Submitted to: The Louis Stokes-South Carolina Alliance Science & Engineering Conference
Publication Type: Abstract only
Publication Acceptance Date: 7/8/2005
Publication Date: 7/23/2005
Citation: Arnold, J.W., Boston, W., Stern, N.J., Salley-Guydon, J. 2005. The assessment of bacteriocin activity against diverse strains of listeria. The Louis Stokes-South Carolina Alliance Science & Engineering Conference. p. 11 Interpretive Summary:

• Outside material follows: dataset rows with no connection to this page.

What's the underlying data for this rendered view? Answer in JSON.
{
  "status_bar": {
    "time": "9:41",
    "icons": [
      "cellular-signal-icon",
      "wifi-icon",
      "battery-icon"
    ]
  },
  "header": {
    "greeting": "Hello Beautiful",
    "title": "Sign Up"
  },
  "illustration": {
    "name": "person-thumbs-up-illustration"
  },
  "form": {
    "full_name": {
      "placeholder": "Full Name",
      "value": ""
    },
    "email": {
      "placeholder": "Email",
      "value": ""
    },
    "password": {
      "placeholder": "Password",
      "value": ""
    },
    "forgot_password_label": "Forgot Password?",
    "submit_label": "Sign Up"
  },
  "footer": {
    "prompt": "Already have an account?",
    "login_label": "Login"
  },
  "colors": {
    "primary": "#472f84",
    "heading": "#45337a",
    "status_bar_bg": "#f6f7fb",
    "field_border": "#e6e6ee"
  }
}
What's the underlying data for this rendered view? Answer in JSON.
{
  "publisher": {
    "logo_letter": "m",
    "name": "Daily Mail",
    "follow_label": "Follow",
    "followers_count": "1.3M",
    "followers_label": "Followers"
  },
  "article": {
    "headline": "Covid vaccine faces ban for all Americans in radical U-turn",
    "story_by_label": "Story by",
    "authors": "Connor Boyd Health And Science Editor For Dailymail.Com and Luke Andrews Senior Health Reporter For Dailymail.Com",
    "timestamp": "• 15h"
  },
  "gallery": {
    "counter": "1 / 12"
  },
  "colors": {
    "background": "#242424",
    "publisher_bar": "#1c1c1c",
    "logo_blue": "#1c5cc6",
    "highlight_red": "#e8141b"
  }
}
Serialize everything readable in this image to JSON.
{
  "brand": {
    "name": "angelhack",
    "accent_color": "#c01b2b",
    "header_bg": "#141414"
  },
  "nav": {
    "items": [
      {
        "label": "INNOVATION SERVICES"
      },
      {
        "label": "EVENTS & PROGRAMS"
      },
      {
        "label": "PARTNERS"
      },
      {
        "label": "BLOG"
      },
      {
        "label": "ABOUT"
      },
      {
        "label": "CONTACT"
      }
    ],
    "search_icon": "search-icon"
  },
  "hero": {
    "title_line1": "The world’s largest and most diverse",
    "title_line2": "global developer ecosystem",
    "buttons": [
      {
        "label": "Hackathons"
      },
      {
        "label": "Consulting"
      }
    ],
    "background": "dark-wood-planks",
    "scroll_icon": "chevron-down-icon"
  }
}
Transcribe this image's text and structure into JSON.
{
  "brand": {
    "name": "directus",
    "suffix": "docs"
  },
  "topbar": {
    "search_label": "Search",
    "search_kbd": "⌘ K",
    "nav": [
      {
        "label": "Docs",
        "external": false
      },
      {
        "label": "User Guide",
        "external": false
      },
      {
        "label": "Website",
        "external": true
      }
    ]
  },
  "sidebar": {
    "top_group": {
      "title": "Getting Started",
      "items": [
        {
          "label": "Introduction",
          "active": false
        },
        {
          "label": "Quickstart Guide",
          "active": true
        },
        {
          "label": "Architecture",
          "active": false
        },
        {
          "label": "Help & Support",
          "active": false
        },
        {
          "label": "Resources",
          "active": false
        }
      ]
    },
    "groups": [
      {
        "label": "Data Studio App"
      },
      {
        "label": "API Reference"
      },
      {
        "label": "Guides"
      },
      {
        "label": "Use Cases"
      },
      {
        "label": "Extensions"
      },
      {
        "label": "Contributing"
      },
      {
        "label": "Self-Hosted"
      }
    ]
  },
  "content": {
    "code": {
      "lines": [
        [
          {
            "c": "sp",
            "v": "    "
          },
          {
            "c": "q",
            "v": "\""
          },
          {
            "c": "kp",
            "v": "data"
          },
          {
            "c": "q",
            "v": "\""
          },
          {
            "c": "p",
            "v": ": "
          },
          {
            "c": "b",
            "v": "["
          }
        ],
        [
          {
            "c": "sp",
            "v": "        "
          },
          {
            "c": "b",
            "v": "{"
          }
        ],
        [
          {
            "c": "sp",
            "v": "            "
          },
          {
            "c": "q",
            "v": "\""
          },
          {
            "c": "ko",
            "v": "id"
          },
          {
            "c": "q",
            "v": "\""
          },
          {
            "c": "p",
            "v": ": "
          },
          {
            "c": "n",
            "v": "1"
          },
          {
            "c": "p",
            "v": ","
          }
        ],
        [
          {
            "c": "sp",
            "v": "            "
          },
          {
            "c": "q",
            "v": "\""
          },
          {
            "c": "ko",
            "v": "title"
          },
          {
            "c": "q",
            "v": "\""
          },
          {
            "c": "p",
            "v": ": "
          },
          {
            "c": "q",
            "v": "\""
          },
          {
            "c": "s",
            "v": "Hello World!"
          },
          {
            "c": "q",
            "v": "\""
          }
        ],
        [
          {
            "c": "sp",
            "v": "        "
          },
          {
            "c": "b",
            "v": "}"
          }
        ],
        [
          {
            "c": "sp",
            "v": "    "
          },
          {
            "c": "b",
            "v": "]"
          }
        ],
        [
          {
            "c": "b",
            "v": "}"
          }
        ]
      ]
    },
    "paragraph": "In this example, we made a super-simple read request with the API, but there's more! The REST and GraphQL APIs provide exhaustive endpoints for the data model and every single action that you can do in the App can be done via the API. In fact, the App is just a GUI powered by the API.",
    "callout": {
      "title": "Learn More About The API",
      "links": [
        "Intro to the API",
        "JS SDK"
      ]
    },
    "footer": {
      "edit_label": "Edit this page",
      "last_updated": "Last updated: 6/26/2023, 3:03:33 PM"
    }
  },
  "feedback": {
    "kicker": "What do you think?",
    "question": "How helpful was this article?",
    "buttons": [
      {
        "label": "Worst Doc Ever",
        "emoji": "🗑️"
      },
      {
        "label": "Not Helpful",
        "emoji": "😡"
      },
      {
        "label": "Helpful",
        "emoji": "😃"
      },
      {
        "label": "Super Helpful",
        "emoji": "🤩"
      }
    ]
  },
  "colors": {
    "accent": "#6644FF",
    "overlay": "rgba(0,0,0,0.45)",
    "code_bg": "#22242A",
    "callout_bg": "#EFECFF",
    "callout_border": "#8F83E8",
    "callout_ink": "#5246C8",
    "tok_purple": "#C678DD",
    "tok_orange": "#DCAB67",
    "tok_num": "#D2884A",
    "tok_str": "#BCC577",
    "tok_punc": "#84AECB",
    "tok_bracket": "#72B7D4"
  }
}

Technical Abstract: Food-borne infections are a major issue in public health. Because these infections are so prominent, new and effective means to kill the most common food pathogens are constantly sought. Bacteriocins are proteins that kill or inhibit the growth of other bacteria, and may be used as an alternative to chlorine and other chemicals. Bacteriocin 760 is produced by Streptococcus cricetus, a bacterium isolated from chicken intestinal flora. The activity of the bacteriocin against the common food pathogens Salmonella cholerasuis, Escherichia coli, and Staphylococcus aureus was compared with the activity against Listeria monocytogenes and other Listeria species. Each of six Listeria strains was grown separately on brain heart infusion broth and spread on agar plates. Three trials of bacteriocin tests with two replicates were performed on each pathogen using a petri dish separated into six sections labeled with six different concentrations ranging from 0.1 l/ml to 1mg/ml of bacteriocin 760. The bacterial culture (100 ÿl) was spread on the plate and allowed to air dry. After drying, the corresponding section was inoculated with 10µl of that bacteriocin concentration and air dried. After the bacteriocin drops dried, the plates were incubated at 37ºC for 24 hours. When the 24 hours elapsed, the zones of inhibition were measured. To measure the amount of bacteria that was tested, aerobic plate counts were performed. The bacteriocin tests show that the bacteriocins were effective against all the bacteria tested. The growth of Listeria strains was inhibited by concentrations from 12.5 g/ml to 1mg/ml of bacteriocin 760.